This concise companion explores the history of psychoanalytic theory and its impact on contemporary literary criticism by tracing its movement across disciplinary and cultural boundaries.
- Contains original essays by leading scholars, using a wide range of cultural and historical approaches
- Discusses key concepts in psychoanalysis, such as the role of dreaming, psychosexuality, the unconscious, and the figure of the double, while considering questions of gender, race, asylum and international law, queer theory, time, and memory
- Spans the fields of psychoanalysis, literature, cultural theory, feminist and gender studies, translation studies, and film.
- Provides a timely and pertinent assessment of current psychoanalytic methods while also sketching out future directions for theory and interpretation
Laura Marcus is Goldsmiths' Professor of English Literature at the University of Oxford. She was previously Regius Professor of Rhetoric and Literature at the University of Edinburgh. Her research and teaching interests are in nineteenth-, twentieth-, and twenty-first century literature and culture, with particular focus on modernism, Virginia Woolf and Bloomsbury culture, life writing, literature and film, the history of psychoanalysis, and contemporary fiction. She is the author of several books, including The Tenth Muse: Writing about Cinema in the Modernist Period (2007) and the forthcoming books Dreams of Modernity: Literature, Psychoanalysis, Cinema (2014) and Autobiography: A Very Short Introduction (2014).

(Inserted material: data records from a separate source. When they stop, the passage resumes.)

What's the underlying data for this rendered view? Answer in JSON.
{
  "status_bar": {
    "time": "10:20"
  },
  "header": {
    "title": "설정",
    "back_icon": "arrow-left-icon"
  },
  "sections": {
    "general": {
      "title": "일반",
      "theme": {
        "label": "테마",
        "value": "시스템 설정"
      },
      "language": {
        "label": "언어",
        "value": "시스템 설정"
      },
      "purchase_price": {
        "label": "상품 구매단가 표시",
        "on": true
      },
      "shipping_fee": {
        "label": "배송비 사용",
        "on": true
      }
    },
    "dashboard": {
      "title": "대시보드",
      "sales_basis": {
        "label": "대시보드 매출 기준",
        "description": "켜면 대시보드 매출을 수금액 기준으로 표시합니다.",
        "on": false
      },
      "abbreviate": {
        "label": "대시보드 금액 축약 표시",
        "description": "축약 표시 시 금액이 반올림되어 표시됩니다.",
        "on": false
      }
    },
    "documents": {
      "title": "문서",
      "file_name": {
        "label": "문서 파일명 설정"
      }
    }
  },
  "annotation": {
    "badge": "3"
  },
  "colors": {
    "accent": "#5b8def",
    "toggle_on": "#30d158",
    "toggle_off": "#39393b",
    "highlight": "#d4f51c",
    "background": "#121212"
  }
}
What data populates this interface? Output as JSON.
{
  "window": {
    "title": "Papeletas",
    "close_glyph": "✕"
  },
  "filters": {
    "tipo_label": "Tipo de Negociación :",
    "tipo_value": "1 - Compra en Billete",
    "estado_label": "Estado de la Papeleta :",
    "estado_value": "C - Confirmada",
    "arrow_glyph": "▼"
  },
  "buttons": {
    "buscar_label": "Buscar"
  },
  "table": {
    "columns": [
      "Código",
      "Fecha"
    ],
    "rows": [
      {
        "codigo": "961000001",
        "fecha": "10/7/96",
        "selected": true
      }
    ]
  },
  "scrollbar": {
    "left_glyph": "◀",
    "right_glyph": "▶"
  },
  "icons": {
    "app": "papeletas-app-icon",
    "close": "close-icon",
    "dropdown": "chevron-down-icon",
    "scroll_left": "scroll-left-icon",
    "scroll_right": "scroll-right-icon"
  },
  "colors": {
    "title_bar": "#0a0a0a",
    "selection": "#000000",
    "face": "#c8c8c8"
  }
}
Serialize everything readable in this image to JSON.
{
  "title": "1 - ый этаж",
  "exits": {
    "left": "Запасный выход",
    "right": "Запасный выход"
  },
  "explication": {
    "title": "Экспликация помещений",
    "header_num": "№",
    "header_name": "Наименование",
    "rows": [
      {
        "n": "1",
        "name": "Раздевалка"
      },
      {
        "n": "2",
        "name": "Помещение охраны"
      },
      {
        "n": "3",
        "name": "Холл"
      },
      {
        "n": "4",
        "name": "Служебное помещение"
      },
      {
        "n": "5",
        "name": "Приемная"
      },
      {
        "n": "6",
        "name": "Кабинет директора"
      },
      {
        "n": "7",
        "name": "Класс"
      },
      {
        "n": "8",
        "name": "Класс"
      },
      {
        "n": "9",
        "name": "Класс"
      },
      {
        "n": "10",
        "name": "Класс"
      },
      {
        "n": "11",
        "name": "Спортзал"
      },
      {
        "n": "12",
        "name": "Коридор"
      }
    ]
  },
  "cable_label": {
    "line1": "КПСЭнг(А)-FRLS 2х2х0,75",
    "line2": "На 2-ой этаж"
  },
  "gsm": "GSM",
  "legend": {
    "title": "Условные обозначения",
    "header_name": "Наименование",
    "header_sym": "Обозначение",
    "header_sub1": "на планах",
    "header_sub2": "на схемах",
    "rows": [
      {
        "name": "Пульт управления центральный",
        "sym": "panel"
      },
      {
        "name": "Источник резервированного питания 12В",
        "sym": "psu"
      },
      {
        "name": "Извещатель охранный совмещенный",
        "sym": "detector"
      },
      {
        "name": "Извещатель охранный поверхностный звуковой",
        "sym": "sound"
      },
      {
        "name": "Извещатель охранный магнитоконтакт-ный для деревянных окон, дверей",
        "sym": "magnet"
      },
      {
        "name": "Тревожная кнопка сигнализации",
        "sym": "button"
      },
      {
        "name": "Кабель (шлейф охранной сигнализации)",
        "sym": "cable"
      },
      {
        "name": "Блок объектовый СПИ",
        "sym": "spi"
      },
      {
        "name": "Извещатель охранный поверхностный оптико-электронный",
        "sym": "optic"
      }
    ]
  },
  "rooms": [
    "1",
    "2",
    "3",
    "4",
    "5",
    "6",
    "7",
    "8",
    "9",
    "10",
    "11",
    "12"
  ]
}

Ankhi Mukherjee is Associate Professor of English at the University of Oxford. She was previously a British Academy Postdoctoral Research Fellow at the Faculty of English. Her research interests include nineteenth-, twentieth-, and twenty-first century British, Anglophone, and world literatures, with particular focus on critical and cultural theory, intellectual history, the novel, postcolonial studies, and psychoanalysis. She is the author of What is a Classic? Postcolonial Rewriting and Invention of the Canon (2013) and Aesthetic Hysteria: The Great Neurosis in Victorian Melodrama and Contemporary Fiction (2007).